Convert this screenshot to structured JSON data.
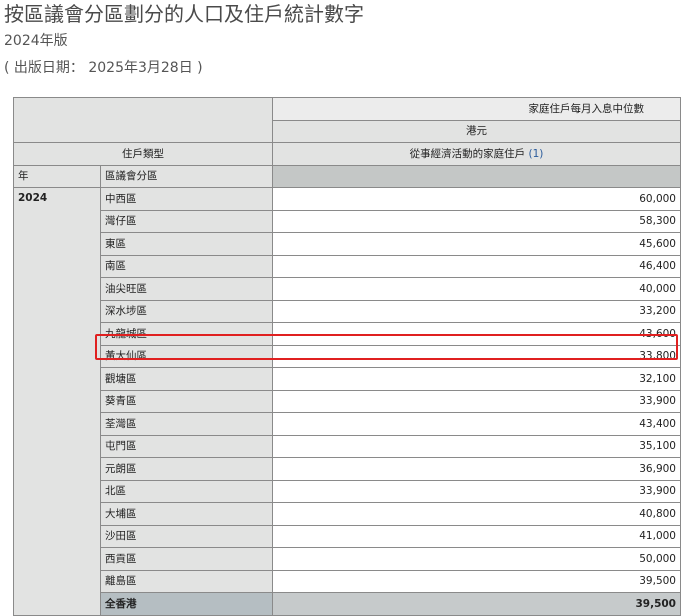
{
  "header": {
    "title": "按區議會分區劃分的人口及住戶統計數字",
    "edition": "2024年版",
    "release": "( 出版日期： 2025年3月28日 )"
  },
  "table": {
    "col_header_main": "家庭住戶每月入息中位數",
    "col_header_unit": "港元",
    "row_header_type": "住戶類型",
    "col_header_sub": "從事經濟活動的家庭住戶",
    "col_header_sub_note": "(1)",
    "year_label": "年",
    "district_label": "區議會分區",
    "year": "2024",
    "rows": [
      {
        "district": "中西區",
        "value": "60,000"
      },
      {
        "district": "灣仔區",
        "value": "58,300"
      },
      {
        "district": "東區",
        "value": "45,600"
      },
      {
        "district": "南區",
        "value": "46,400"
      },
      {
        "district": "油尖旺區",
        "value": "40,000"
      },
      {
        "district": "深水埗區",
        "value": "33,200"
      },
      {
        "district": "九龍城區",
        "value": "43,600"
      },
      {
        "district": "黃大仙區",
        "value": "33,800"
      },
      {
        "district": "觀塘區",
        "value": "32,100"
      },
      {
        "district": "葵青區",
        "value": "33,900"
      },
      {
        "district": "荃灣區",
        "value": "43,400"
      },
      {
        "district": "屯門區",
        "value": "35,100"
      },
      {
        "district": "元朗區",
        "value": "36,900"
      },
      {
        "district": "北區",
        "value": "33,900"
      },
      {
        "district": "大埔區",
        "value": "40,800"
      },
      {
        "district": "沙田區",
        "value": "41,000"
      },
      {
        "district": "西貢區",
        "value": "50,000"
      },
      {
        "district": "離島區",
        "value": "39,500"
      }
    ],
    "total": {
      "district": "全香港",
      "value": "39,500"
    }
  },
  "colors": {
    "highlight": "#e02020",
    "header_bg": "#e2e3e2",
    "total_bg": "#b5bec2"
  }
}
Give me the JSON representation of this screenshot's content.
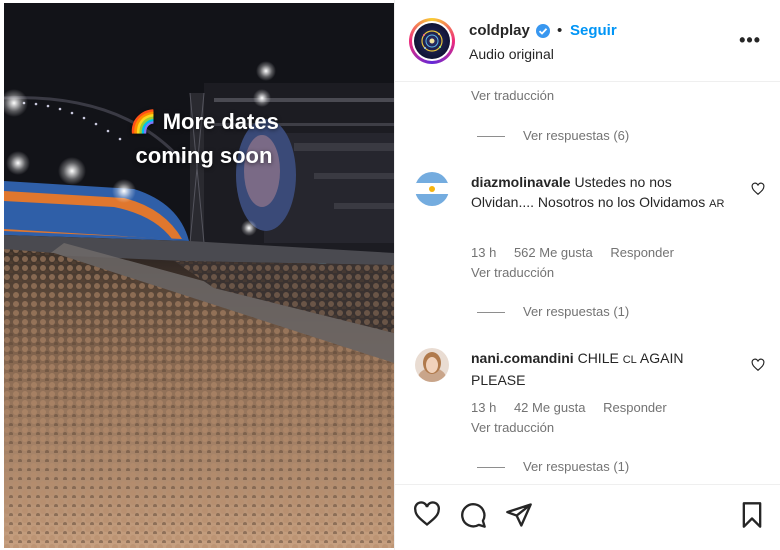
{
  "media": {
    "overlay_line1": "More dates",
    "overlay_line2": "coming soon",
    "overlay_emoji": "rainbow-icon"
  },
  "header": {
    "username": "coldplay",
    "verified": true,
    "separator": "•",
    "follow_label": "Seguir",
    "audio_label": "Audio original",
    "more_label": "•••"
  },
  "thread_top": {
    "translate": "Ver traducción",
    "replies": "Ver respuestas (6)"
  },
  "comments": [
    {
      "username": "diazmolinavale",
      "text": "Ustedes no nos Olvidan.... Nosotros no los Olvidamos",
      "flag_text": "AR",
      "time": "13 h",
      "likes": "562 Me gusta",
      "reply": "Responder",
      "translate": "Ver traducción",
      "replies": "Ver respuestas (1)",
      "avatar": "argentina-flag-avatar"
    },
    {
      "username": "nani.comandini",
      "text_before": "CHILE",
      "flag_text": "CL",
      "text_after": "AGAIN PLEASE",
      "time": "13 h",
      "likes": "42 Me gusta",
      "reply": "Responder",
      "translate": "Ver traducción",
      "replies": "Ver respuestas (1)",
      "avatar": "user-photo-avatar"
    }
  ],
  "actions": {
    "like": "heart-icon",
    "comment": "comment-icon",
    "share": "share-icon",
    "save": "bookmark-icon"
  },
  "colors": {
    "link_blue": "#0095f6",
    "muted": "#737373",
    "text": "#262626",
    "stage_blue": "#2f5fa8",
    "stage_orange": "#e0772e"
  }
}
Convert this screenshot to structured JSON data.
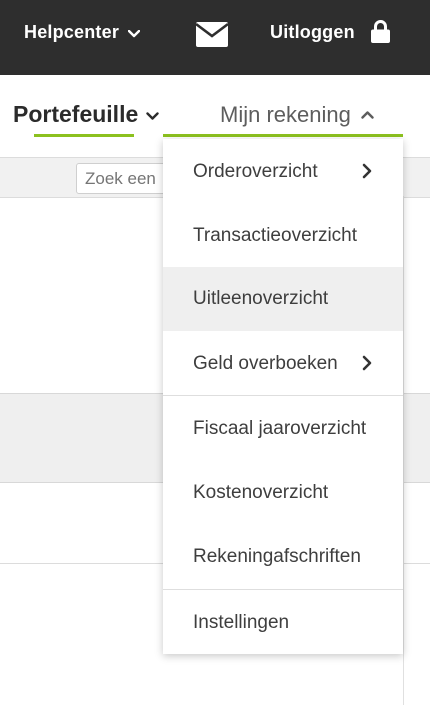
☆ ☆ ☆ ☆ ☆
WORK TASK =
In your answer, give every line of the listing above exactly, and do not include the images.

FINAL ANSWER =
Convert this screenshot to structured JSON data.
{
  "header": {
    "title": "按區議會分區劃分的人口及住戶統計數字",
    "edition": "2024年版",
    "release": "( 出版日期： 2025年3月28日 )"
  },
  "table": {
    "col_header_main": "家庭住戶每月入息中位數",
    "col_header_unit": "港元",
    "row_header_type": "住戶類型",
    "col_header_sub": "從事經濟活動的家庭住戶",
    "col_header_sub_note": "(1)",
    "year_label": "年",
    "district_label": "區議會分區",
    "year": "2024",
    "rows": [
      {
        "district": "中西區",
        "value": "60,000"
      },
      {
        "district": "灣仔區",
        "value": "58,300"
      },
      {
        "district": "東區",
        "value": "45,600"
      },
      {
        "district": "南區",
        "value": "46,400"
      },
      {
        "district": "油尖旺區",
        "value": "40,000"
      },
      {
        "district": "深水埗區",
        "value": "33,200"
      },
      {
        "district": "九龍城區",
        "value": "43,600"
      },
      {
        "district": "黃大仙區",
        "value": "33,800"
      },
      {
        "district": "觀塘區",
        "value": "32,100"
      },
      {
        "district": "葵青區",
        "value": "33,900"
      },
      {
        "district": "荃灣區",
        "value": "43,400"
      },
      {
        "district": "屯門區",
        "value": "35,100"
      },
      {
        "district": "元朗區",
        "value": "36,900"
      },
      {
        "district": "北區",
        "value": "33,900"
      },
      {
        "district": "大埔區",
        "value": "40,800"
      },
      {
        "district": "沙田區",
        "value": "41,000"
      },
      {
        "district": "西貢區",
        "value": "50,000"
      },
      {
        "district": "離島區",
        "value": "39,500"
      }
    ],
    "total": {
      "district": "全香港",
      "value": "39,500"
    }
  },
  "colors": {
    "highlight": "#e02020",
    "header_bg": "#e2e3e2",
    "total_bg": "#b5bec2"
  }
}
Give me the JSON representation of this screenshot's content.
{
  "media": {
    "overlay_line1": "More dates",
    "overlay_line2": "coming soon",
    "overlay_emoji": "rainbow-icon"
  },
  "header": {
    "username": "coldplay",
    "verified": true,
    "separator": "•",
    "follow_label": "Seguir",
    "audio_label": "Audio original",
    "more_label": "•••"
  },
  "thread_top": {
    "translate": "Ver traducción",
    "replies": "Ver respuestas (6)"
  },
  "comments": [
    {
      "username": "diazmolinavale",
      "text": "Ustedes no nos Olvidan.... Nosotros no los Olvidamos",
      "flag_text": "AR",
      "time": "13 h",
      "likes": "562 Me gusta",
      "reply": "Responder",
      "translate": "Ver traducción",
      "replies": "Ver respuestas (1)",
      "avatar": "argentina-flag-avatar"
    },
    {
      "username": "nani.comandini",
      "text_before": "CHILE",
      "flag_text": "CL",
      "text_after": "AGAIN PLEASE",
      "time": "13 h",
      "likes": "42 Me gusta",
      "reply": "Responder",
      "translate": "Ver traducción",
      "replies": "Ver respuestas (1)",
      "avatar": "user-photo-avatar"
    }
  ],
  "actions": {
    "like": "heart-icon",
    "comment": "comment-icon",
    "share": "share-icon",
    "save": "bookmark-icon"
  },
  "colors": {
    "link_blue": "#0095f6",
    "muted": "#737373",
    "text": "#262626",
    "stage_blue": "#2f5fa8",
    "stage_orange": "#e0772e"
  }
}
Convert this screenshot to structured JSON data.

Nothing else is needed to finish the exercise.